society in Egypt must be sought for in a period which is not
covered by the sources available to us.
Old and Middle Kingdoms (3i88-c. ijoo B.C.)
During the period of the Old Kingdom Egypt was governed
by a strictly absolute monarchy. The king was the sole legis-
lator. The cult of the Ruler raised him to a divine status and
made it a religious obligation to perform his commands. Not
only had he full power over the life and death of his subjects,
but he could also control their labour and their property. But
this 'superior ownership' of the king did not impede the develop-
ment of a system of private law. At any rate not all land was
administered as Crown property, for there were estates which
could be the subject of legal transactions concluded between

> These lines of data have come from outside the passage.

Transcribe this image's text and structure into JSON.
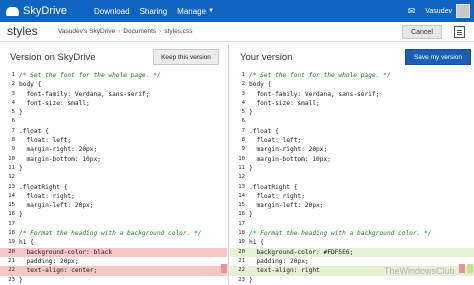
{
  "topbar": {
    "brand": "SkyDrive",
    "nav": [
      "Download",
      "Sharing",
      "Manage"
    ],
    "user": "Vasudev"
  },
  "header": {
    "title": "styles",
    "breadcrumb": [
      "Vasudev's SkyDrive",
      "Documents",
      "styles.css"
    ],
    "cancel": "Cancel"
  },
  "left_pane": {
    "title": "Version on SkyDrive",
    "button": "Keep this version"
  },
  "right_pane": {
    "title": "Your version",
    "button": "Save my version"
  },
  "code_left": [
    {
      "n": "1",
      "t": "/* Set the font for the whole page. */",
      "k": "comment"
    },
    {
      "n": "2",
      "t": "body {",
      "k": "plain"
    },
    {
      "n": "3",
      "t": "  font-family: Verdana, sans-serif;",
      "k": "plain"
    },
    {
      "n": "4",
      "t": "  font-size: small;",
      "k": "plain"
    },
    {
      "n": "5",
      "t": "}",
      "k": "plain"
    },
    {
      "n": "6",
      "t": "",
      "k": "plain"
    },
    {
      "n": "7",
      "t": ".float {",
      "k": "plain"
    },
    {
      "n": "8",
      "t": "  float: left;",
      "k": "plain"
    },
    {
      "n": "9",
      "t": "  margin-right: 20px;",
      "k": "plain"
    },
    {
      "n": "10",
      "t": "  margin-bottom: 10px;",
      "k": "plain"
    },
    {
      "n": "11",
      "t": "}",
      "k": "plain"
    },
    {
      "n": "12",
      "t": "",
      "k": "plain"
    },
    {
      "n": "13",
      "t": ".floatRight {",
      "k": "plain"
    },
    {
      "n": "14",
      "t": "  float: right;",
      "k": "plain"
    },
    {
      "n": "15",
      "t": "  margin-left: 20px;",
      "k": "plain"
    },
    {
      "n": "16",
      "t": "}",
      "k": "plain"
    },
    {
      "n": "17",
      "t": "",
      "k": "plain"
    },
    {
      "n": "18",
      "t": "/* Format the heading with a background color. */",
      "k": "comment"
    },
    {
      "n": "19",
      "t": "h1 {",
      "k": "plain"
    },
    {
      "n": "20",
      "t": "  background-color: black",
      "k": "del"
    },
    {
      "n": "21",
      "t": "  padding: 20px;",
      "k": "plain"
    },
    {
      "n": "22",
      "t": "  text-align: center;",
      "k": "del"
    },
    {
      "n": "23",
      "t": "}",
      "k": "plain"
    }
  ],
  "code_right": [
    {
      "n": "1",
      "t": "/* Set the font for the whole page. */",
      "k": "comment"
    },
    {
      "n": "2",
      "t": "body {",
      "k": "plain"
    },
    {
      "n": "3",
      "t": "  font-family: Verdana, sans-serif;",
      "k": "plain"
    },
    {
      "n": "4",
      "t": "  font-size: small;",
      "k": "plain"
    },
    {
      "n": "5",
      "t": "}",
      "k": "plain"
    },
    {
      "n": "6",
      "t": "",
      "k": "plain"
    },
    {
      "n": "7",
      "t": ".float {",
      "k": "plain"
    },
    {
      "n": "8",
      "t": "  float: left;",
      "k": "plain"
    },
    {
      "n": "9",
      "t": "  margin-right: 20px;",
      "k": "plain"
    },
    {
      "n": "10",
      "t": "  margin-bottom: 10px;",
      "k": "plain"
    },
    {
      "n": "11",
      "t": "}",
      "k": "plain"
    },
    {
      "n": "12",
      "t": "",
      "k": "plain"
    },
    {
      "n": "13",
      "t": ".floatRight {",
      "k": "plain"
    },
    {
      "n": "14",
      "t": "  float: right;",
      "k": "plain"
    },
    {
      "n": "15",
      "t": "  margin-left: 20px;",
      "k": "plain"
    },
    {
      "n": "16",
      "t": "}",
      "k": "plain"
    },
    {
      "n": "17",
      "t": "",
      "k": "plain"
    },
    {
      "n": "18",
      "t": "/* Format the heading with a background color. */",
      "k": "comment"
    },
    {
      "n": "19",
      "t": "h1 {",
      "k": "plain"
    },
    {
      "n": "20",
      "t": "  background-color: #FDF5E6;",
      "k": "add"
    },
    {
      "n": "21",
      "t": "  padding: 20px;",
      "k": "plain"
    },
    {
      "n": "22",
      "t": "  text-align: right",
      "k": "add"
    },
    {
      "n": "23",
      "t": "}",
      "k": "plain"
    }
  ],
  "colors": {
    "brand_blue": "#0f64c0",
    "deleted_line": "#f7c6c6",
    "added_line": "#e6f0d2",
    "comment_text": "#1f7a1f"
  },
  "watermark": "TheWindowsClub"
}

private persons. To an even greater extent chattels could be the
subject of private ownership.
A person could validly acquire the ownership in any object
only either by giving some consideration for it or under a
special document, the so-called 'house-document5,1 drawn up by
the former owners and setting out the transfer of ownership.
Thus Egyptian law distinguished between acquisition for a con-
sideration and acquisition by gift, and it checked the mating
of gifts through its insistence upon the necessity for such a
document. This 'hostility to gifts' is a peculiarity which is to
be found later in the Germanic codes and also in the code of
the Akkadian King Hammurabi (1791-1749 B.C.); but so far
as we know it makes its first appearance in the law of Egypt.
Such 'house-documents' were also drawn up in the case of a
sale of valuable objects. The declaration of the former owner
that he was willing to transfer the ownership in the object was
noted on a piece of papyrus, followed by the names of three
witnesses who had heard the declaration. Some high official then
rolled up and fastened the papyrus with a seal, so as to make
1 Imytpr—an accurate translation of this word has not yet been found.